►
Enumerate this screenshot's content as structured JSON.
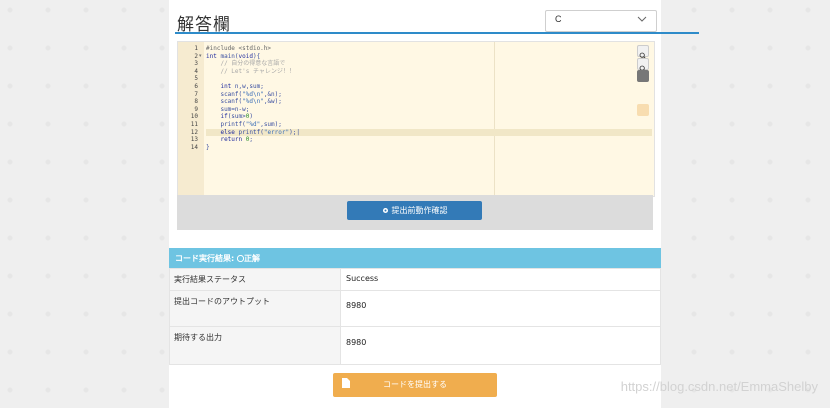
{
  "header": {
    "title": "解答欄"
  },
  "language_select": {
    "value": "C"
  },
  "editor": {
    "lines": [
      {
        "n": "1",
        "fold": "",
        "html": "<span class='tk-pp'>#include &lt;stdio.h&gt;</span>"
      },
      {
        "n": "2",
        "fold": "▾",
        "html": "<span class='tk-kw'>int</span> <span class='tk-plain'>main(</span><span class='tk-kw'>void</span><span class='tk-plain'>){</span>"
      },
      {
        "n": "3",
        "fold": "",
        "html": "    <span class='tk-cm'>// 自分の得意な言語で</span>"
      },
      {
        "n": "4",
        "fold": "",
        "html": "    <span class='tk-cm'>// Let's チャレンジ！！</span>"
      },
      {
        "n": "5",
        "fold": "",
        "html": ""
      },
      {
        "n": "6",
        "fold": "",
        "html": "    <span class='tk-kw'>int</span> <span class='tk-plain'>n,w,sum;</span>"
      },
      {
        "n": "7",
        "fold": "",
        "html": "    <span class='tk-plain'>scanf(</span><span class='tk-str'>\"%d\\n\"</span><span class='tk-plain'>,&amp;n);</span>"
      },
      {
        "n": "8",
        "fold": "",
        "html": "    <span class='tk-plain'>scanf(</span><span class='tk-str'>\"%d\\n\"</span><span class='tk-plain'>,&amp;w);</span>"
      },
      {
        "n": "9",
        "fold": "",
        "html": "    <span class='tk-plain'>sum=n-w;</span>"
      },
      {
        "n": "10",
        "fold": "",
        "html": "    <span class='tk-kw'>if</span><span class='tk-plain'>(sum&gt;</span><span class='tk-num'>0</span><span class='tk-plain'>)</span>"
      },
      {
        "n": "11",
        "fold": "",
        "html": "    <span class='tk-plain'>printf(</span><span class='tk-str'>\"%d\"</span><span class='tk-plain'>,sum);</span>"
      },
      {
        "n": "12",
        "fold": "",
        "html": "    <span class='tk-kw'>else</span> <span class='tk-plain'>printf(</span><span class='tk-str'>\"error\"</span><span class='tk-plain'>);|</span>"
      },
      {
        "n": "13",
        "fold": "",
        "html": "    <span class='tk-kw'>return</span> <span class='tk-num'>0</span><span class='tk-plain'>;</span>"
      },
      {
        "n": "14",
        "fold": "",
        "html": "<span class='tk-plain'>}</span>"
      }
    ],
    "active_line": 12
  },
  "check_button": {
    "label": "提出前動作確認"
  },
  "result": {
    "header_label": "コード実行結果:",
    "verdict": "正解",
    "rows": [
      {
        "key": "実行結果ステータス",
        "value": "Success"
      },
      {
        "key": "提出コードのアウトプット",
        "value": "8980"
      },
      {
        "key": "期待する出力",
        "value": "8980"
      }
    ]
  },
  "submit_button": {
    "label": "コードを提出する"
  },
  "watermark": "https://blog.csdn.net/EmmaShelby",
  "colors": {
    "accent": "#2e8bc9",
    "editor_bg": "#fff8e4",
    "result_header": "#6ec4e2",
    "submit": "#f0ad4e",
    "check": "#337ab7"
  }
}
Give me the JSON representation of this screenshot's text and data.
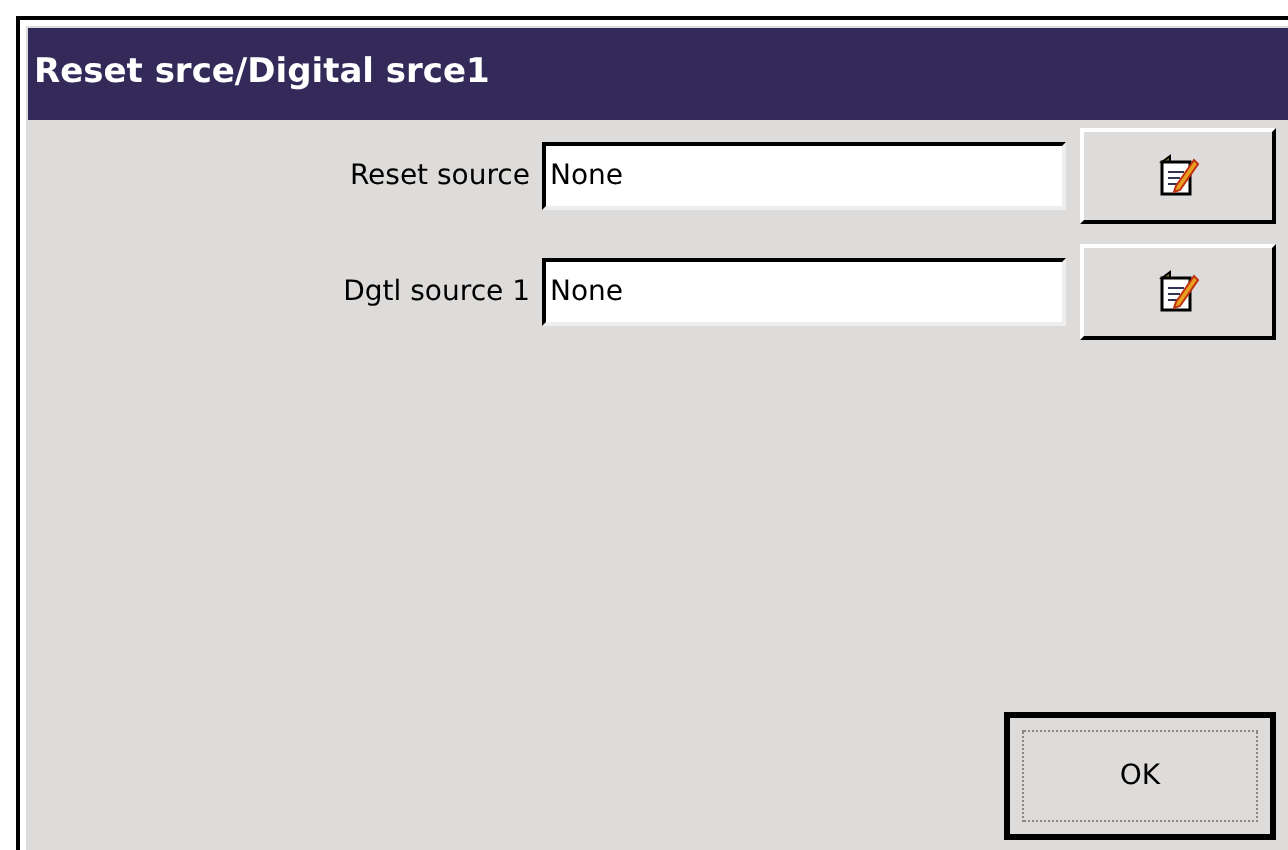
{
  "window": {
    "title": "Reset srce/Digital srce1"
  },
  "fields": [
    {
      "label": "Reset source",
      "value": "None"
    },
    {
      "label": "Dgtl source 1",
      "value": "None"
    }
  ],
  "buttons": [
    {
      "label": "OK",
      "focused": true
    }
  ]
}
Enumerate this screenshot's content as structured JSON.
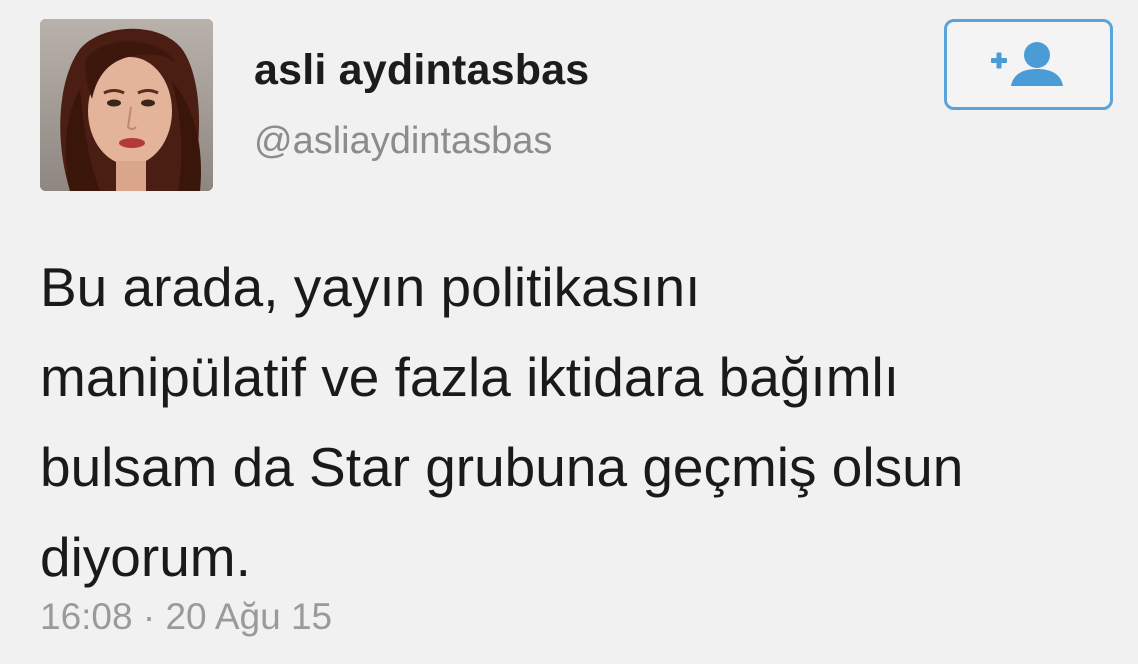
{
  "tweet": {
    "author": {
      "display_name": "asli aydintasbas",
      "handle": "@asliaydintasbas"
    },
    "follow_button": {
      "icon": "add-user-icon",
      "accent_color": "#5ba3d8"
    },
    "text_lines": [
      "Bu arada, yayın politikasını",
      "manipülatif ve fazla iktidara bağımlı",
      "bulsam da Star grubuna geçmiş olsun",
      "diyorum."
    ],
    "timestamp": "16:08 · 20 Ağu 15"
  }
}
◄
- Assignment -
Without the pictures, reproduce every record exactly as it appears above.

- Exercise output -
Enumerate this screenshot's content as structured JSON.
{
  "header": {
    "title": "解答欄"
  },
  "language_select": {
    "value": "C"
  },
  "editor": {
    "lines": [
      {
        "n": "1",
        "fold": "",
        "html": "<span class='tk-pp'>#include &lt;stdio.h&gt;</span>"
      },
      {
        "n": "2",
        "fold": "▾",
        "html": "<span class='tk-kw'>int</span> <span class='tk-plain'>main(</span><span class='tk-kw'>void</span><span class='tk-plain'>){</span>"
      },
      {
        "n": "3",
        "fold": "",
        "html": "    <span class='tk-cm'>// 自分の得意な言語で</span>"
      },
      {
        "n": "4",
        "fold": "",
        "html": "    <span class='tk-cm'>// Let's チャレンジ！！</span>"
      },
      {
        "n": "5",
        "fold": "",
        "html": ""
      },
      {
        "n": "6",
        "fold": "",
        "html": "    <span class='tk-kw'>int</span> <span class='tk-plain'>n,w,sum;</span>"
      },
      {
        "n": "7",
        "fold": "",
        "html": "    <span class='tk-plain'>scanf(</span><span class='tk-str'>\"%d\\n\"</span><span class='tk-plain'>,&amp;n);</span>"
      },
      {
        "n": "8",
        "fold": "",
        "html": "    <span class='tk-plain'>scanf(</span><span class='tk-str'>\"%d\\n\"</span><span class='tk-plain'>,&amp;w);</span>"
      },
      {
        "n": "9",
        "fold": "",
        "html": "    <span class='tk-plain'>sum=n-w;</span>"
      },
      {
        "n": "10",
        "fold": "",
        "html": "    <span class='tk-kw'>if</span><span class='tk-plain'>(sum&gt;</span><span class='tk-num'>0</span><span class='tk-plain'>)</span>"
      },
      {
        "n": "11",
        "fold": "",
        "html": "    <span class='tk-plain'>printf(</span><span class='tk-str'>\"%d\"</span><span class='tk-plain'>,sum);</span>"
      },
      {
        "n": "12",
        "fold": "",
        "html": "    <span class='tk-kw'>else</span> <span class='tk-plain'>printf(</span><span class='tk-str'>\"error\"</span><span class='tk-plain'>);|</span>"
      },
      {
        "n": "13",
        "fold": "",
        "html": "    <span class='tk-kw'>return</span> <span class='tk-num'>0</span><span class='tk-plain'>;</span>"
      },
      {
        "n": "14",
        "fold": "",
        "html": "<span class='tk-plain'>}</span>"
      }
    ],
    "active_line": 12
  },
  "check_button": {
    "label": "提出前動作確認"
  },
  "result": {
    "header_label": "コード実行結果:",
    "verdict": "正解",
    "rows": [
      {
        "key": "実行結果ステータス",
        "value": "Success"
      },
      {
        "key": "提出コードのアウトプット",
        "value": "8980"
      },
      {
        "key": "期待する出力",
        "value": "8980"
      }
    ]
  },
  "submit_button": {
    "label": "コードを提出する"
  },
  "watermark": "https://blog.csdn.net/EmmaShelby",
  "colors": {
    "accent": "#2e8bc9",
    "editor_bg": "#fff8e4",
    "result_header": "#6ec4e2",
    "submit": "#f0ad4e",
    "check": "#337ab7"
  }
}
Give me the JSON representation of this screenshot's text and data.
{
  "window": {
    "title": "Reset srce/Digital srce1"
  },
  "fields": [
    {
      "label": "Reset source",
      "value": "None"
    },
    {
      "label": "Dgtl source 1",
      "value": "None"
    }
  ],
  "buttons": [
    {
      "label": "OK",
      "focused": true
    }
  ]
}
Enumerate this screenshot's content as structured JSON.
{
  "tweet": {
    "author": {
      "display_name": "asli aydintasbas",
      "handle": "@asliaydintasbas"
    },
    "follow_button": {
      "icon": "add-user-icon",
      "accent_color": "#5ba3d8"
    },
    "text_lines": [
      "Bu arada, yayın politikasını",
      "manipülatif ve fazla iktidara bağımlı",
      "bulsam da Star grubuna geçmiş olsun",
      "diyorum."
    ],
    "timestamp": "16:08 · 20 Ağu 15"
  }
}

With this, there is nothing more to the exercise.